BEGIN Task input

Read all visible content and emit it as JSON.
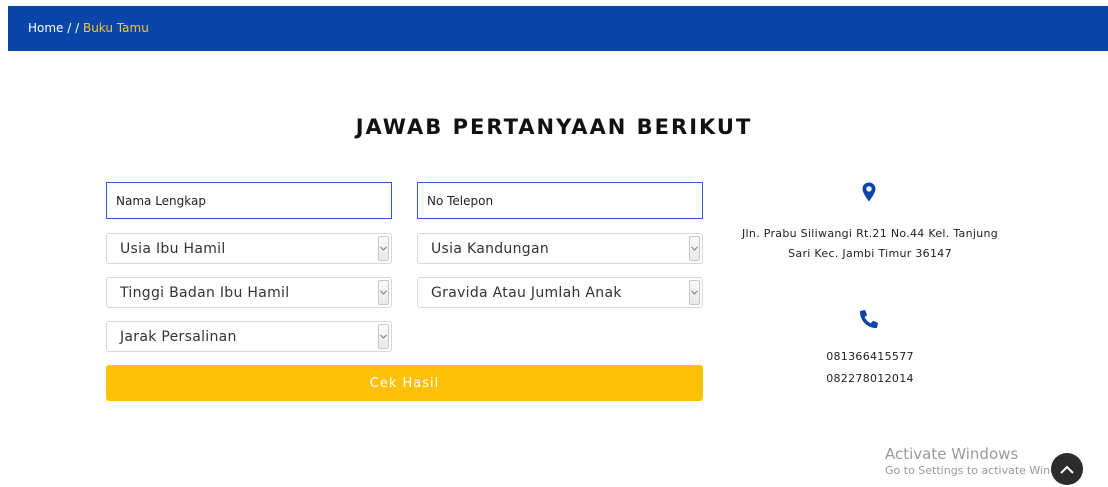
{
  "breadcrumb": {
    "home": "Home",
    "separator": " / / ",
    "current": "Buku Tamu"
  },
  "page": {
    "title": "JAWAB PERTANYAAN BERIKUT"
  },
  "form": {
    "nama_placeholder": "Nama Lengkap",
    "telepon_placeholder": "No Telepon",
    "usia_ibu_hamil": "Usia Ibu Hamil",
    "usia_kandungan": "Usia Kandungan",
    "tinggi_badan": "Tinggi Badan Ibu Hamil",
    "gravida": "Gravida Atau Jumlah Anak",
    "jarak_persalinan": "Jarak Persalinan",
    "submit_label": "Cek Hasil"
  },
  "contact": {
    "address_line1": "Jln. Prabu Siliwangi Rt.21 No.44 Kel. Tanjung",
    "address_line2": "Sari Kec. Jambi Timur 36147",
    "phone1": "081366415577",
    "phone2": "082278012014",
    "icons": [
      "map-pin-icon",
      "phone-icon"
    ]
  },
  "watermark": {
    "title": "Activate Windows",
    "subtitle": "Go to Settings to activate Windows."
  },
  "colors": {
    "header": "#0a46a8",
    "accent": "#f5c430",
    "button": "#ffc107",
    "icon": "#0a46a8"
  }
}
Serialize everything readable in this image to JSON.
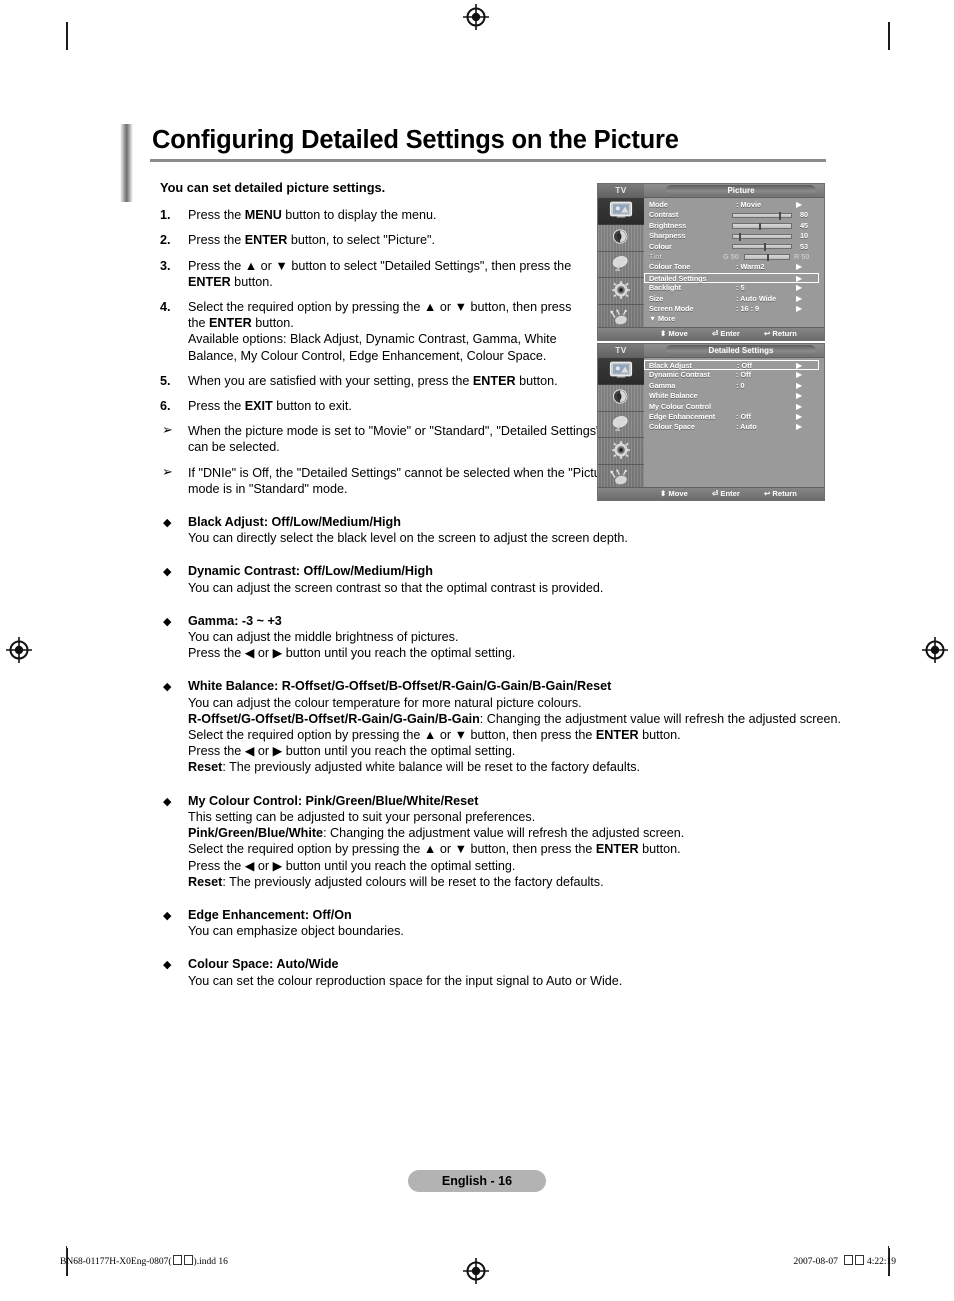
{
  "page": {
    "title": "Configuring Detailed Settings on the Picture",
    "lead": "You can set detailed picture settings.",
    "page_label": "English - 16"
  },
  "footer": {
    "file": "BN68-01177H-X0Eng-0807(",
    "file_tail": ").indd   16",
    "date": "2007-08-07",
    "time": "4:22:19"
  },
  "steps": [
    {
      "num": "1.",
      "parts": [
        {
          "t": "Press the ",
          "b": false
        },
        {
          "t": "MENU",
          "b": true
        },
        {
          "t": " button to display the menu.",
          "b": false
        }
      ]
    },
    {
      "num": "2.",
      "parts": [
        {
          "t": "Press the ",
          "b": false
        },
        {
          "t": "ENTER",
          "b": true
        },
        {
          "t": " button, to select \"Picture\".",
          "b": false
        }
      ]
    },
    {
      "num": "3.",
      "parts": [
        {
          "t": "Press the ▲ or ▼ button to select \"Detailed Settings\", then press the ",
          "b": false
        },
        {
          "t": "ENTER",
          "b": true
        },
        {
          "t": " button.",
          "b": false
        }
      ]
    },
    {
      "num": "4.",
      "parts": [
        {
          "t": "Select the required option by pressing the ▲ or ▼ button, then press the ",
          "b": false
        },
        {
          "t": "ENTER",
          "b": true
        },
        {
          "t": " button.",
          "b": false
        },
        {
          "t": "\nAvailable options: Black Adjust, Dynamic Contrast, Gamma, White Balance, My Colour Control, Edge Enhancement, Colour Space.",
          "b": false
        }
      ]
    },
    {
      "num": "5.",
      "parts": [
        {
          "t": "When you are satisfied with your setting, press the ",
          "b": false
        },
        {
          "t": "ENTER",
          "b": true
        },
        {
          "t": " button.",
          "b": false
        }
      ]
    },
    {
      "num": "6.",
      "parts": [
        {
          "t": "Press the ",
          "b": false
        },
        {
          "t": "EXIT",
          "b": true
        },
        {
          "t": " button to exit.",
          "b": false
        }
      ]
    }
  ],
  "notes": [
    {
      "mark": "➢",
      "text": "When the picture mode is set to \"Movie\" or \"Standard\", \"Detailed Settings\" can be selected."
    },
    {
      "mark": "➢",
      "text": "If \"DNIe\" is Off, the \"Detailed Settings\" cannot be selected when the \"Picture\" mode is in \"Standard\" mode."
    }
  ],
  "bullets": [
    {
      "mark": "◆",
      "head": "Black Adjust: Off/Low/Medium/High",
      "lines": [
        [
          {
            "t": "You can directly select the black level on the screen to adjust the screen depth.",
            "b": false
          }
        ]
      ]
    },
    {
      "mark": "◆",
      "head": "Dynamic Contrast: Off/Low/Medium/High",
      "lines": [
        [
          {
            "t": "You can adjust the screen contrast so that the optimal contrast is provided.",
            "b": false
          }
        ]
      ]
    },
    {
      "mark": "◆",
      "head": "Gamma: -3 ~ +3",
      "lines": [
        [
          {
            "t": "You can adjust the middle brightness of pictures.",
            "b": false
          }
        ],
        [
          {
            "t": "Press the ◀ or ▶ button until you reach the optimal setting.",
            "b": false
          }
        ]
      ]
    },
    {
      "mark": "◆",
      "head": "White Balance: R-Offset/G-Offset/B-Offset/R-Gain/G-Gain/B-Gain/Reset",
      "lines": [
        [
          {
            "t": "You can adjust the colour temperature for more natural picture colours.",
            "b": false
          }
        ],
        [
          {
            "t": "R-Offset/G-Offset/B-Offset/R-Gain/G-Gain/B-Gain",
            "b": true
          },
          {
            "t": ": Changing the adjustment value will refresh the adjusted screen.",
            "b": false
          }
        ],
        [
          {
            "t": "Select the required option by pressing the ▲ or ▼ button, then press the ",
            "b": false
          },
          {
            "t": "ENTER",
            "b": true
          },
          {
            "t": " button.",
            "b": false
          }
        ],
        [
          {
            "t": "Press the ◀ or ▶ button until you reach the optimal setting.",
            "b": false
          }
        ],
        [
          {
            "t": "Reset",
            "b": true
          },
          {
            "t": ": The previously adjusted white balance will be reset to the factory defaults.",
            "b": false
          }
        ]
      ]
    },
    {
      "mark": "◆",
      "head": "My Colour Control: Pink/Green/Blue/White/Reset",
      "lines": [
        [
          {
            "t": "This setting can be adjusted to suit your personal preferences.",
            "b": false
          }
        ],
        [
          {
            "t": "Pink/Green/Blue/White",
            "b": true
          },
          {
            "t": ": Changing the adjustment value will refresh the adjusted screen.",
            "b": false
          }
        ],
        [
          {
            "t": "Select the required option by pressing the ▲ or ▼ button, then press the ",
            "b": false
          },
          {
            "t": "ENTER",
            "b": true
          },
          {
            "t": " button.",
            "b": false
          }
        ],
        [
          {
            "t": "Press the ◀ or ▶ button until you reach the optimal setting.",
            "b": false
          }
        ],
        [
          {
            "t": "Reset",
            "b": true
          },
          {
            "t": ": The previously adjusted colours will be reset to the factory defaults.",
            "b": false
          }
        ]
      ]
    },
    {
      "mark": "◆",
      "head": "Edge Enhancement: Off/On",
      "lines": [
        [
          {
            "t": "You can emphasize object boundaries.",
            "b": false
          }
        ]
      ]
    },
    {
      "mark": "◆",
      "head": "Colour Space: Auto/Wide",
      "lines": [
        [
          {
            "t": "You can set the colour reproduction space for the input signal to Auto or Wide.",
            "b": false
          }
        ]
      ]
    }
  ],
  "osd": {
    "source_label": "TV",
    "hints": {
      "move": "Move",
      "enter": "Enter",
      "return": "Return",
      "move_icon": "updown-arrow-icon",
      "enter_icon": "enter-key-icon",
      "return_icon": "return-arrow-icon"
    },
    "rail_icons": [
      "picture-icon",
      "sound-icon",
      "channel-dish-icon",
      "setup-gear-icon",
      "input-icon"
    ],
    "picture_menu": {
      "title": "Picture",
      "rows": [
        {
          "label": "Mode",
          "value": ": Movie",
          "kind": "value",
          "arrow": "▶",
          "selected": false,
          "dim": false
        },
        {
          "label": "Contrast",
          "kind": "slider",
          "percent": 80,
          "num": "80",
          "selected": false,
          "dim": false
        },
        {
          "label": "Brightness",
          "kind": "slider",
          "percent": 45,
          "num": "45",
          "selected": false,
          "dim": false
        },
        {
          "label": "Sharpness",
          "kind": "slider",
          "percent": 10,
          "num": "10",
          "selected": false,
          "dim": false
        },
        {
          "label": "Colour",
          "kind": "slider",
          "percent": 53,
          "num": "53",
          "selected": false,
          "dim": false
        },
        {
          "label": "Tint",
          "kind": "tint",
          "left": "G 50",
          "right": "R 50",
          "percent": 50,
          "selected": false,
          "dim": true
        },
        {
          "label": "Colour Tone",
          "value": ": Warm2",
          "kind": "value",
          "arrow": "▶",
          "selected": false,
          "dim": false
        },
        {
          "label": "Detailed Settings",
          "value": "",
          "kind": "value",
          "arrow": "▶",
          "selected": true,
          "dim": false
        },
        {
          "label": "Backlight",
          "value": ": 5",
          "kind": "value",
          "arrow": "▶",
          "selected": false,
          "dim": false
        },
        {
          "label": "Size",
          "value": ": Auto Wide",
          "kind": "value",
          "arrow": "▶",
          "selected": false,
          "dim": false
        },
        {
          "label": "Screen Mode",
          "value": ": 16 : 9",
          "kind": "value",
          "arrow": "▶",
          "selected": false,
          "dim": false
        },
        {
          "label": "▼ More",
          "value": "",
          "kind": "plain",
          "arrow": "",
          "selected": false,
          "dim": false
        }
      ]
    },
    "detailed_menu": {
      "title": "Detailed Settings",
      "rows": [
        {
          "label": "Black Adjust",
          "value": ": Off",
          "kind": "value",
          "arrow": "▶",
          "selected": true,
          "dim": false
        },
        {
          "label": "Dynamic Contrast",
          "value": ": Off",
          "kind": "value",
          "arrow": "▶",
          "selected": false,
          "dim": false
        },
        {
          "label": "Gamma",
          "value": ": 0",
          "kind": "value",
          "arrow": "▶",
          "selected": false,
          "dim": false
        },
        {
          "label": "White Balance",
          "value": "",
          "kind": "value",
          "arrow": "▶",
          "selected": false,
          "dim": false
        },
        {
          "label": "My Colour Control",
          "value": "",
          "kind": "value",
          "arrow": "▶",
          "selected": false,
          "dim": false
        },
        {
          "label": "Edge Enhancement",
          "value": ": Off",
          "kind": "value",
          "arrow": "▶",
          "selected": false,
          "dim": false
        },
        {
          "label": "Colour Space",
          "value": ": Auto",
          "kind": "value",
          "arrow": "▶",
          "selected": false,
          "dim": false
        }
      ]
    }
  }
}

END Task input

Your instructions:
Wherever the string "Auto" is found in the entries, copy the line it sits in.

Written reply:
      "head": "Colour Space: Auto/Wide",
            "t": "You can set the colour reproduction space for the input signal to Auto or Wide.",
          "value": ": Auto Wide",
          "value": ": Auto",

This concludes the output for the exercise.